GED Test Preparation: A Guide to Free or Affordable Resources
One of the biggest challenges of getting a GED is paying for
classes, study materials or the actual test. Also, many students
can't afford the cost of childcare or transportation to attend
classes regularly. Or, students simply can't go to classes
because of family and job commitments.
There are solutions. Though resources for adult learners vary,
no-cost or low-cost classes and study materials for self-guided
programs are usually available in most communities. There's also
help and resources online for GED students working on their
General Education Development credential, the best alternative
diploma for adults who never finished their high school
Here's a guide to free or affordable resources for GED test
1. Your Public Library should have many of the study guides and
GED lesson plans available for loan, and may also have videos
and CD ROM GED testing study courses as well. In some
communities, the library even sponsors free GED classes.
2. Most Community Colleges offer free or affordable GED courses
or classes in basic skills, which will apply to a GED study
program. The cost of these GED courses varies from area to area,
but generally they're free or inexpensive. If classes are
fee-based, check with the community college Financial Aid
Office. You may be eligible for free classes.
3. In many communities, even childcare costs and transportation
are available for GED students. Talk to local GED instructors;
check with the community college Student Support Services.
4. Community-based nonprofit Family Support Agencies or Family
Resource Centers are excellent sources for GED students. Contact
your local agency and ask about classes, materials and other
needs related to your educational goal such as childcare,
transportation or adult education classes or grants.
5. Your local Public School District or University may have
continuing education courses or adult education courses. There's
often grant money available to school districts that sponsor
programs and classes for adult learners. Give them a call to see
if they have the material you require for the GED test. You'll
probably want to check with the Central Office of the public
school district, the nearest High School and with the Adult
Education Office or Career Services office at the university.
6. Don't forget about the local branch of your State
Unemployment Office and local Department of Social Services.
Both of these agencies may have funds or resources available
through programs related to job training, workforce development,
job readiness or a DSS family support or welfare-to-work program.
7. If you're employed, your workplace is an excellent resource
for adult education. Your employer may already sponsor a
program, or be willing to sponsor your GED study and testing
costs since your goal is just as significant to your employer as
it is to you. Check with your employer or supervisor directly,
along with the Workforce Development, Personnel or Human
Resources officer or department. You may find you need to ask a
variety of people in the workplace to find the answer you need.
8. Your local PBS television station broadcasts GED courses that
you can take. PBS also offers some online courses for basic
skills required for the GED test. They're free.
9. PassGED was created to provide free support and low-cost help
for GED Test candidates. A lots of free information, test advice
and study guides is available, along with financial aid for an
online GED program. You'll also find a learning community of GED
students and instructors at the online Message Forum.

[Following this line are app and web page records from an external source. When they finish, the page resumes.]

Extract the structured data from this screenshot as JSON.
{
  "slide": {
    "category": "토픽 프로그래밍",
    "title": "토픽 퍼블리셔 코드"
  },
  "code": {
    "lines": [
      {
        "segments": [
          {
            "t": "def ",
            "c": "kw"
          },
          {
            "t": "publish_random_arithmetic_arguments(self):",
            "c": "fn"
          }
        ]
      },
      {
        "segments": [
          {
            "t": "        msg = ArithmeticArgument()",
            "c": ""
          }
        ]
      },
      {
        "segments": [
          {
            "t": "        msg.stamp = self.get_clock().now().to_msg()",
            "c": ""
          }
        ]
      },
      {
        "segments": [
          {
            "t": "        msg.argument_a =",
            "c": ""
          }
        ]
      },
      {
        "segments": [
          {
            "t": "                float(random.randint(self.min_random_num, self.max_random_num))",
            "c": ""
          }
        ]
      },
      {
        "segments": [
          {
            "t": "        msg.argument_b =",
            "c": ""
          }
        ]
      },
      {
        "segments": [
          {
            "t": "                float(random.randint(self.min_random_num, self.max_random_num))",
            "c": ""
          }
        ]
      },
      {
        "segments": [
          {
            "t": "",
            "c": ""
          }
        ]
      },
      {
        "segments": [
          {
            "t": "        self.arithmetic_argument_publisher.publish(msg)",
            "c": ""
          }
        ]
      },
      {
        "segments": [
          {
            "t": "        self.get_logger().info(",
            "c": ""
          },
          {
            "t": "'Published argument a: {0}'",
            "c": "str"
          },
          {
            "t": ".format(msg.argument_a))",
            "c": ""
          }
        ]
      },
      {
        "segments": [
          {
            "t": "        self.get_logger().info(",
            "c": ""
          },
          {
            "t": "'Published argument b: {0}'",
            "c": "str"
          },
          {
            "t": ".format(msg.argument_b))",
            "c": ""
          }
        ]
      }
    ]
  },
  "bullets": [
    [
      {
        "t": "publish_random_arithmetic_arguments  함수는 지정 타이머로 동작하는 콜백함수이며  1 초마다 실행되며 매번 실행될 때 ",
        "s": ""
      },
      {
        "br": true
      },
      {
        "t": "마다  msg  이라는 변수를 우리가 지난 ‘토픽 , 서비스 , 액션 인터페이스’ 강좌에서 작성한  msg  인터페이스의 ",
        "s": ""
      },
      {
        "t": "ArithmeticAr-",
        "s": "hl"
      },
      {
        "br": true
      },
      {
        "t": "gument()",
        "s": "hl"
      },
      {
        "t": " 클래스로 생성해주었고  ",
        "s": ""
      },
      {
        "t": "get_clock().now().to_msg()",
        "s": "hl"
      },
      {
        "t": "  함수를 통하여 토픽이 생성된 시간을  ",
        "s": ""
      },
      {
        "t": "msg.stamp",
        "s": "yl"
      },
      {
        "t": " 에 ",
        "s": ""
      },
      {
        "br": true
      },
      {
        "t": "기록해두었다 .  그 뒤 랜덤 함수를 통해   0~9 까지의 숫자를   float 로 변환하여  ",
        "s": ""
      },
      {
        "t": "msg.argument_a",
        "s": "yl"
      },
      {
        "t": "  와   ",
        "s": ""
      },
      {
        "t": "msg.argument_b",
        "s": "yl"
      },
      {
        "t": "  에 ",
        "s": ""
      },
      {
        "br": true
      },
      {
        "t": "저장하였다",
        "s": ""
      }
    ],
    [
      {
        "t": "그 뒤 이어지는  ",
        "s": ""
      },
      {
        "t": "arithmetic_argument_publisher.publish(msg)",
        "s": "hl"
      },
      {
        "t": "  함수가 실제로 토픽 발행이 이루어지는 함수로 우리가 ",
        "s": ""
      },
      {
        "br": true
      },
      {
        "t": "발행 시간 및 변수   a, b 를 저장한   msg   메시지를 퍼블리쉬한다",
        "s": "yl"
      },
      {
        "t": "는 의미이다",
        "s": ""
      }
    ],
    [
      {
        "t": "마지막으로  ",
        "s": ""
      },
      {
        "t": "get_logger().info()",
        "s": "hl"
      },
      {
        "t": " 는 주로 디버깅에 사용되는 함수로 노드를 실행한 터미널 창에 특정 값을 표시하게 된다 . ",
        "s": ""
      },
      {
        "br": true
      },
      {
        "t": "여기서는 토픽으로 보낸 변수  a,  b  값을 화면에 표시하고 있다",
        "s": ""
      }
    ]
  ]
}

The
website address is http://www.passGED.com.
10. You may also want to check with the American Council on
Education, the national administrative agency for the GED. The
ACE provides information about testing, official test sites, GED
scores and transcripts. To locate your official state test site
and administrator, a complete listing is available at